On Interpolation, Summation and the Adjustment of Numerical Tables. (Part III)
The Assurance Magazine and Journal of the Institute of Actuaries
When a series of quantities which depend on a fixed law, whether known or implied, follow each other in a due order of succession, the general accuracy of their numerical values may be satisfactorily tested by observing the regularity of the progression of a suitable order of differences. If the tabular quantities are the results of calculation from a given formula, with equidistant arguments, by differencing them up to a certain order the existence of an isolated error, if one should exist, is
... thus prominently exhibited and therefore speedily detected. Moreover the precise locality of the error and the fact of its individuality being indicated by a characteristic interruption of the law of progression, the proper correction is ascertained by carefully noting the central position of the disturbance, and revising the corresponding portion of the original computation. This work of revision may, however, be dispensed with, if necessary or desirable, as the magnitude as well as the locality of the indicated error can in general be readily deduced, with sufficient accuracy, directly from the differences, by the method of adjustment here given.

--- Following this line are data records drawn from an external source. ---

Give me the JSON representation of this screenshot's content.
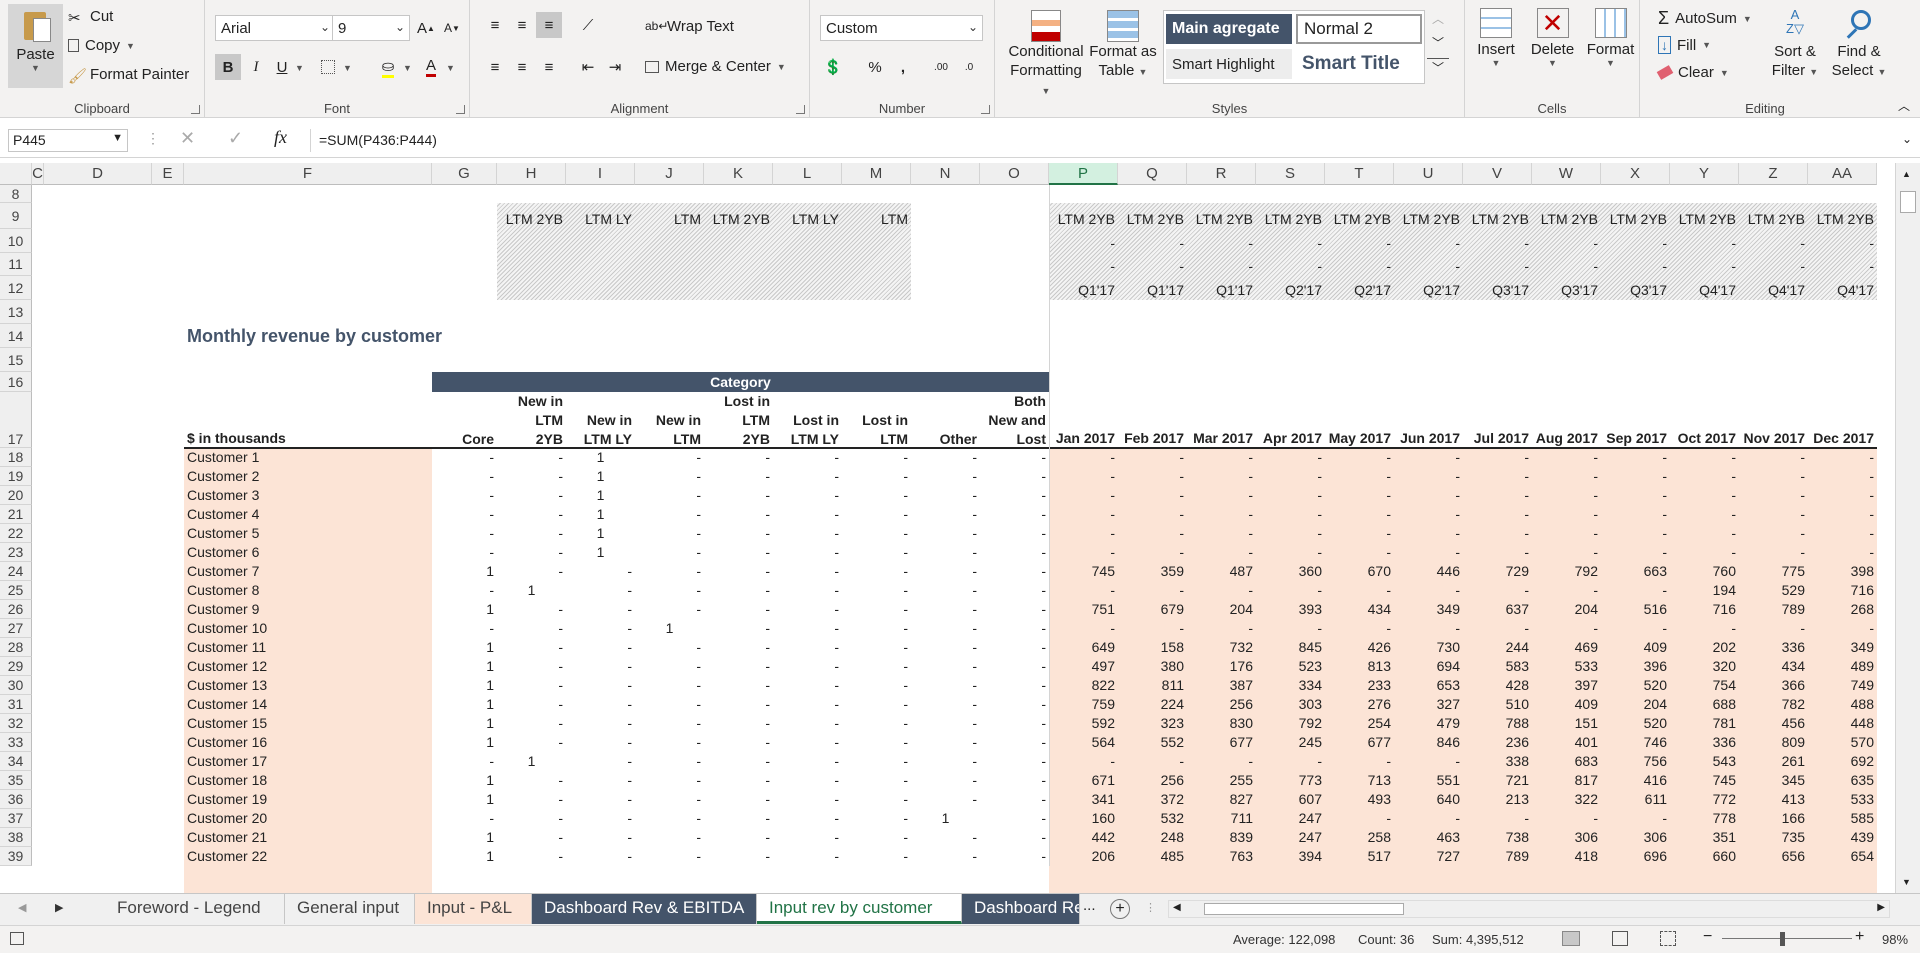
{
  "ribbon": {
    "clipboard": {
      "label": "Clipboard",
      "paste": "Paste",
      "cut": "Cut",
      "copy": "Copy",
      "format_painter": "Format Painter"
    },
    "font": {
      "label": "Font",
      "family": "Arial",
      "size": "9",
      "bold": "B",
      "italic": "I",
      "underline": "U",
      "grow": "A",
      "shrink": "A",
      "color_letter": "A"
    },
    "alignment": {
      "label": "Alignment",
      "wrap_text": "Wrap Text",
      "merge_center": "Merge & Center"
    },
    "number": {
      "label": "Number",
      "format": "Custom",
      "percent": "%",
      "comma": ",",
      "inc_decimal": ".00",
      "dec_decimal": ".0"
    },
    "styles": {
      "label": "Styles",
      "conditional_formatting": [
        "Conditional",
        "Formatting"
      ],
      "format_as_table": [
        "Format as",
        "Table"
      ],
      "gallery": [
        "Main agregate",
        "Normal 2",
        "Smart Highlight",
        "Smart Title"
      ]
    },
    "cells": {
      "label": "Cells",
      "insert": "Insert",
      "delete": "Delete",
      "format": "Format"
    },
    "editing": {
      "label": "Editing",
      "autosum": "AutoSum",
      "fill": "Fill",
      "clear": "Clear",
      "sort_filter": [
        "Sort &",
        "Filter"
      ],
      "find_select": [
        "Find &",
        "Select"
      ]
    }
  },
  "formula_bar": {
    "name_box": "P445",
    "formula": "=SUM(P436:P444)"
  },
  "grid": {
    "columns": [
      "C",
      "D",
      "E",
      "F",
      "G",
      "H",
      "I",
      "J",
      "K",
      "L",
      "M",
      "N",
      "O",
      "P",
      "Q",
      "R",
      "S",
      "T",
      "U",
      "V",
      "W",
      "X",
      "Y",
      "Z",
      "AA"
    ],
    "header_row_9": [
      "LTM 2YB",
      "LTM LY",
      "LTM",
      "LTM 2YB",
      "LTM LY",
      "LTM"
    ],
    "header_row_9_months": [
      "LTM 2YB",
      "LTM 2YB",
      "LTM 2YB",
      "LTM 2YB",
      "LTM 2YB",
      "LTM 2YB",
      "LTM 2YB",
      "LTM 2YB",
      "LTM 2YB",
      "LTM 2YB",
      "LTM 2YB",
      "LTM 2YB"
    ],
    "row_10": [
      "-",
      "-",
      "-",
      "-",
      "-",
      "-",
      "-",
      "-",
      "-",
      "-",
      "-",
      "-"
    ],
    "row_11": [
      "-",
      "-",
      "-",
      "-",
      "-",
      "-",
      "-",
      "-",
      "-",
      "-",
      "-",
      "-"
    ],
    "quarters": [
      "Q1'17",
      "Q1'17",
      "Q1'17",
      "Q2'17",
      "Q2'17",
      "Q2'17",
      "Q3'17",
      "Q3'17",
      "Q3'17",
      "Q4'17",
      "Q4'17",
      "Q4'17"
    ],
    "title": "Monthly revenue by customer",
    "category_label": "Category",
    "units_label": "$ in thousands",
    "category_headers": [
      [
        "",
        "",
        "Core"
      ],
      [
        "New in",
        "LTM",
        "2YB"
      ],
      [
        "",
        "New in",
        "LTM LY"
      ],
      [
        "",
        "New in",
        "LTM"
      ],
      [
        "Lost in",
        "LTM",
        "2YB"
      ],
      [
        "",
        "Lost in",
        "LTM LY"
      ],
      [
        "",
        "Lost in",
        "LTM"
      ],
      [
        "",
        "",
        "Other"
      ],
      [
        "Both",
        "New and",
        "Lost"
      ]
    ],
    "months": [
      "Jan 2017",
      "Feb 2017",
      "Mar 2017",
      "Apr 2017",
      "May 2017",
      "Jun 2017",
      "Jul 2017",
      "Aug 2017",
      "Sep 2017",
      "Oct 2017",
      "Nov 2017",
      "Dec 2017"
    ],
    "rows": [
      {
        "r": "18",
        "name": "Customer 1",
        "cat": [
          "-",
          "-",
          "1",
          "-",
          "-",
          "-",
          "-",
          "-",
          "-"
        ],
        "m": [
          "-",
          "-",
          "-",
          "-",
          "-",
          "-",
          "-",
          "-",
          "-",
          "-",
          "-",
          "-"
        ]
      },
      {
        "r": "19",
        "name": "Customer 2",
        "cat": [
          "-",
          "-",
          "1",
          "-",
          "-",
          "-",
          "-",
          "-",
          "-"
        ],
        "m": [
          "-",
          "-",
          "-",
          "-",
          "-",
          "-",
          "-",
          "-",
          "-",
          "-",
          "-",
          "-"
        ]
      },
      {
        "r": "20",
        "name": "Customer 3",
        "cat": [
          "-",
          "-",
          "1",
          "-",
          "-",
          "-",
          "-",
          "-",
          "-"
        ],
        "m": [
          "-",
          "-",
          "-",
          "-",
          "-",
          "-",
          "-",
          "-",
          "-",
          "-",
          "-",
          "-"
        ]
      },
      {
        "r": "21",
        "name": "Customer 4",
        "cat": [
          "-",
          "-",
          "1",
          "-",
          "-",
          "-",
          "-",
          "-",
          "-"
        ],
        "m": [
          "-",
          "-",
          "-",
          "-",
          "-",
          "-",
          "-",
          "-",
          "-",
          "-",
          "-",
          "-"
        ]
      },
      {
        "r": "22",
        "name": "Customer 5",
        "cat": [
          "-",
          "-",
          "1",
          "-",
          "-",
          "-",
          "-",
          "-",
          "-"
        ],
        "m": [
          "-",
          "-",
          "-",
          "-",
          "-",
          "-",
          "-",
          "-",
          "-",
          "-",
          "-",
          "-"
        ]
      },
      {
        "r": "23",
        "name": "Customer 6",
        "cat": [
          "-",
          "-",
          "1",
          "-",
          "-",
          "-",
          "-",
          "-",
          "-"
        ],
        "m": [
          "-",
          "-",
          "-",
          "-",
          "-",
          "-",
          "-",
          "-",
          "-",
          "-",
          "-",
          "-"
        ]
      },
      {
        "r": "24",
        "name": "Customer 7",
        "cat": [
          "1",
          "-",
          "-",
          "-",
          "-",
          "-",
          "-",
          "-",
          "-"
        ],
        "m": [
          "745",
          "359",
          "487",
          "360",
          "670",
          "446",
          "729",
          "792",
          "663",
          "760",
          "775",
          "398"
        ]
      },
      {
        "r": "25",
        "name": "Customer 8",
        "cat": [
          "-",
          "1",
          "-",
          "-",
          "-",
          "-",
          "-",
          "-",
          "-"
        ],
        "m": [
          "-",
          "-",
          "-",
          "-",
          "-",
          "-",
          "-",
          "-",
          "-",
          "194",
          "529",
          "716"
        ]
      },
      {
        "r": "26",
        "name": "Customer 9",
        "cat": [
          "1",
          "-",
          "-",
          "-",
          "-",
          "-",
          "-",
          "-",
          "-"
        ],
        "m": [
          "751",
          "679",
          "204",
          "393",
          "434",
          "349",
          "637",
          "204",
          "516",
          "716",
          "789",
          "268"
        ]
      },
      {
        "r": "27",
        "name": "Customer 10",
        "cat": [
          "-",
          "-",
          "-",
          "1",
          "-",
          "-",
          "-",
          "-",
          "-"
        ],
        "m": [
          "-",
          "-",
          "-",
          "-",
          "-",
          "-",
          "-",
          "-",
          "-",
          "-",
          "-",
          "-"
        ]
      },
      {
        "r": "28",
        "name": "Customer 11",
        "cat": [
          "1",
          "-",
          "-",
          "-",
          "-",
          "-",
          "-",
          "-",
          "-"
        ],
        "m": [
          "649",
          "158",
          "732",
          "845",
          "426",
          "730",
          "244",
          "469",
          "409",
          "202",
          "336",
          "349"
        ]
      },
      {
        "r": "29",
        "name": "Customer 12",
        "cat": [
          "1",
          "-",
          "-",
          "-",
          "-",
          "-",
          "-",
          "-",
          "-"
        ],
        "m": [
          "497",
          "380",
          "176",
          "523",
          "813",
          "694",
          "583",
          "533",
          "396",
          "320",
          "434",
          "489"
        ]
      },
      {
        "r": "30",
        "name": "Customer 13",
        "cat": [
          "1",
          "-",
          "-",
          "-",
          "-",
          "-",
          "-",
          "-",
          "-"
        ],
        "m": [
          "822",
          "811",
          "387",
          "334",
          "233",
          "653",
          "428",
          "397",
          "520",
          "754",
          "366",
          "749"
        ]
      },
      {
        "r": "31",
        "name": "Customer 14",
        "cat": [
          "1",
          "-",
          "-",
          "-",
          "-",
          "-",
          "-",
          "-",
          "-"
        ],
        "m": [
          "759",
          "224",
          "256",
          "303",
          "276",
          "327",
          "510",
          "409",
          "204",
          "688",
          "782",
          "488"
        ]
      },
      {
        "r": "32",
        "name": "Customer 15",
        "cat": [
          "1",
          "-",
          "-",
          "-",
          "-",
          "-",
          "-",
          "-",
          "-"
        ],
        "m": [
          "592",
          "323",
          "830",
          "792",
          "254",
          "479",
          "788",
          "151",
          "520",
          "781",
          "456",
          "448"
        ]
      },
      {
        "r": "33",
        "name": "Customer 16",
        "cat": [
          "1",
          "-",
          "-",
          "-",
          "-",
          "-",
          "-",
          "-",
          "-"
        ],
        "m": [
          "564",
          "552",
          "677",
          "245",
          "677",
          "846",
          "236",
          "401",
          "746",
          "336",
          "809",
          "570"
        ]
      },
      {
        "r": "34",
        "name": "Customer 17",
        "cat": [
          "-",
          "1",
          "-",
          "-",
          "-",
          "-",
          "-",
          "-",
          "-"
        ],
        "m": [
          "-",
          "-",
          "-",
          "-",
          "-",
          "-",
          "338",
          "683",
          "756",
          "543",
          "261",
          "692"
        ]
      },
      {
        "r": "35",
        "name": "Customer 18",
        "cat": [
          "1",
          "-",
          "-",
          "-",
          "-",
          "-",
          "-",
          "-",
          "-"
        ],
        "m": [
          "671",
          "256",
          "255",
          "773",
          "713",
          "551",
          "721",
          "817",
          "416",
          "745",
          "345",
          "635"
        ]
      },
      {
        "r": "36",
        "name": "Customer 19",
        "cat": [
          "1",
          "-",
          "-",
          "-",
          "-",
          "-",
          "-",
          "-",
          "-"
        ],
        "m": [
          "341",
          "372",
          "827",
          "607",
          "493",
          "640",
          "213",
          "322",
          "611",
          "772",
          "413",
          "533"
        ]
      },
      {
        "r": "37",
        "name": "Customer 20",
        "cat": [
          "-",
          "-",
          "-",
          "-",
          "-",
          "-",
          "-",
          "1",
          "-"
        ],
        "m": [
          "160",
          "532",
          "711",
          "247",
          "-",
          "-",
          "-",
          "-",
          "-",
          "778",
          "166",
          "585"
        ]
      },
      {
        "r": "38",
        "name": "Customer 21",
        "cat": [
          "1",
          "-",
          "-",
          "-",
          "-",
          "-",
          "-",
          "-",
          "-"
        ],
        "m": [
          "442",
          "248",
          "839",
          "247",
          "258",
          "463",
          "738",
          "306",
          "306",
          "351",
          "735",
          "439"
        ]
      },
      {
        "r": "39",
        "name": "Customer 22",
        "cat": [
          "1",
          "-",
          "-",
          "-",
          "-",
          "-",
          "-",
          "-",
          "-"
        ],
        "m": [
          "206",
          "485",
          "763",
          "394",
          "517",
          "727",
          "789",
          "418",
          "696",
          "660",
          "656",
          "654"
        ]
      }
    ],
    "row_numbers_top": [
      "8",
      "9",
      "10",
      "11",
      "12",
      "13",
      "14",
      "15",
      "16",
      "17"
    ]
  },
  "sheet_tabs": [
    "Foreword - Legend",
    "General input",
    "Input - P&L",
    "Dashboard Rev & EBITDA",
    "Input rev by customer",
    "Dashboard Re"
  ],
  "sheet_tabs_more": "...",
  "status": {
    "average": "Average:  122,098",
    "count": "Count: 36",
    "sum": "Sum:  4,395,512",
    "zoom": "98%"
  }
}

The method, being so far independent of fundamental origin, is therefore equally applicable to the adjustment of a series of quantities derived from observation, or from statistical data; only in this latter case, as almost every quantity must be more or less affected by imperfections arising from defective information and other known or unknown incidental causes, the influence of which may sometimes be augmented by paucity of numbers, the progression of the differences is disturbed by a more complicated combination of the effects of an irregular series of errors, and it becomes more difficult to eliminate the value of each separate correction.